What this task involves ▸ Copy out each line of the listing below where the string "SldWorks" appears.

Given data ▸
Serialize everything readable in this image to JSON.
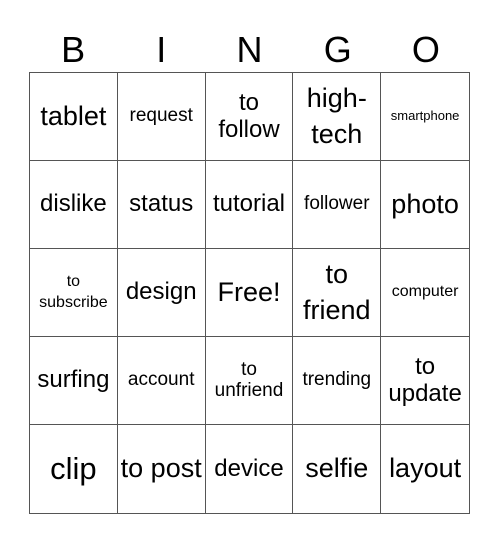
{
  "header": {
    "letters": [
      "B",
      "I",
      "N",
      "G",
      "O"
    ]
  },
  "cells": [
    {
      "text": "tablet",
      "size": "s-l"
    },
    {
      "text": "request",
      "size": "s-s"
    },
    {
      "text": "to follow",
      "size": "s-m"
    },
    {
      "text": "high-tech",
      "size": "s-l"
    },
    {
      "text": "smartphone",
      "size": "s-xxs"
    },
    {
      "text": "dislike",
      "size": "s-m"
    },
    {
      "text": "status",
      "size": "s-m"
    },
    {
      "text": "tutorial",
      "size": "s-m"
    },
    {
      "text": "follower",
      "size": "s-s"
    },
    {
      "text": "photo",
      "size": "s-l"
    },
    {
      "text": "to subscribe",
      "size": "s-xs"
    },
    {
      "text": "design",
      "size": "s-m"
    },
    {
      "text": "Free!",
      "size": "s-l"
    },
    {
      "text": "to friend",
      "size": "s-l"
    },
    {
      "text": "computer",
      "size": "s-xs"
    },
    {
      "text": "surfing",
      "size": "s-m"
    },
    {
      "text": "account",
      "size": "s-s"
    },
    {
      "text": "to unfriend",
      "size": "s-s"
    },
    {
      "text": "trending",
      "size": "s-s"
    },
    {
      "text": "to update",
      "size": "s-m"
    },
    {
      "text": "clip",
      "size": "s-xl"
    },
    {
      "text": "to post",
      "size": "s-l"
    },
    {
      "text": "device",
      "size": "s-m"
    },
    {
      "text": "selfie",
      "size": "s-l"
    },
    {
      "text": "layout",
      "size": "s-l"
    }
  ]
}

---

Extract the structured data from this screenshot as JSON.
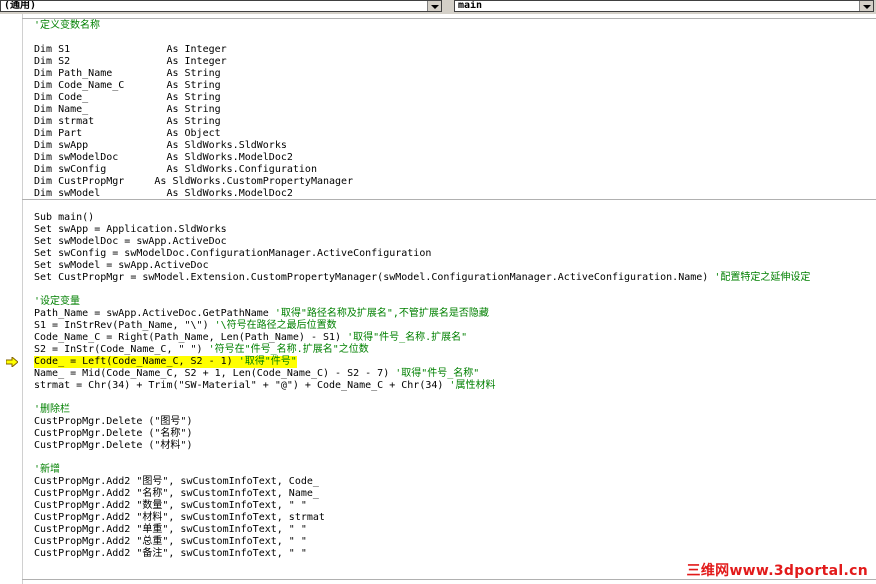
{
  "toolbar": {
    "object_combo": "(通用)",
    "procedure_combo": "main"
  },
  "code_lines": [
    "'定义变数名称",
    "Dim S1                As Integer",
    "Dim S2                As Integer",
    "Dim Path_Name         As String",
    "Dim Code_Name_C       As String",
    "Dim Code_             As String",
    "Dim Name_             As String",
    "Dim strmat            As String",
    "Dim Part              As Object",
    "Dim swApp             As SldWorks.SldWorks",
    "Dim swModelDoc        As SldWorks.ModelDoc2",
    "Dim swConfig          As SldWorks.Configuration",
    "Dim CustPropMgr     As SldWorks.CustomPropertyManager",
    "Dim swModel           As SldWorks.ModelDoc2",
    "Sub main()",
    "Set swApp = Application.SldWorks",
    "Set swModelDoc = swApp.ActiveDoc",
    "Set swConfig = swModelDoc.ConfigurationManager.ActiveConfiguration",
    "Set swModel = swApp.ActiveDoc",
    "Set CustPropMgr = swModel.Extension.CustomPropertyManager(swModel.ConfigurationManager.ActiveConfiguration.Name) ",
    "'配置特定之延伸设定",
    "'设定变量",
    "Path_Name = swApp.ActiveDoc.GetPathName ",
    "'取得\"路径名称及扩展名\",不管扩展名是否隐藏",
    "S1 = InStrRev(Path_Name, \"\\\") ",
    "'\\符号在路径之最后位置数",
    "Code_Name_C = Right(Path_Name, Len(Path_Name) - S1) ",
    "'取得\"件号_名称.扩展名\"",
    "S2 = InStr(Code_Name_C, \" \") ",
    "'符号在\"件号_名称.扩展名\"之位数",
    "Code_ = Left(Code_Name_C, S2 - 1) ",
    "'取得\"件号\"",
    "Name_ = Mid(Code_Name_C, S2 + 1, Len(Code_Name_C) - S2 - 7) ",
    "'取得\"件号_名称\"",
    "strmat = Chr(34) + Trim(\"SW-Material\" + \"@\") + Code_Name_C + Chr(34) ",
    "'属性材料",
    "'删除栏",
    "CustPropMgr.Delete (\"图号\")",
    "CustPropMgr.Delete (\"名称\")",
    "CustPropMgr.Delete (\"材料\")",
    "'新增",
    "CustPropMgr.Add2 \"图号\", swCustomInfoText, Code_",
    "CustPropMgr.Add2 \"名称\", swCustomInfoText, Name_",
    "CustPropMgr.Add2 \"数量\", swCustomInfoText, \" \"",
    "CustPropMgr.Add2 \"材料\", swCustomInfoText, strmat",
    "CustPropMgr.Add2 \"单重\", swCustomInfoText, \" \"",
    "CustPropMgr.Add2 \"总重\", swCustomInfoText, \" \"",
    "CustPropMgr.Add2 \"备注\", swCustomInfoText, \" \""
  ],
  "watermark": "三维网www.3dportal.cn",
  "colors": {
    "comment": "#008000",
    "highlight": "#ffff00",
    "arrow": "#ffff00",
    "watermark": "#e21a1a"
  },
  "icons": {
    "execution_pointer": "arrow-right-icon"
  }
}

Task result ▸
    "Dim swApp             As SldWorks.SldWorks",
    "Dim swModelDoc        As SldWorks.ModelDoc2",
    "Dim swConfig          As SldWorks.Configuration",
    "Dim CustPropMgr     As SldWorks.CustomPropertyManager",
    "Dim swModel           As SldWorks.ModelDoc2",
    "Set swApp = Application.SldWorks",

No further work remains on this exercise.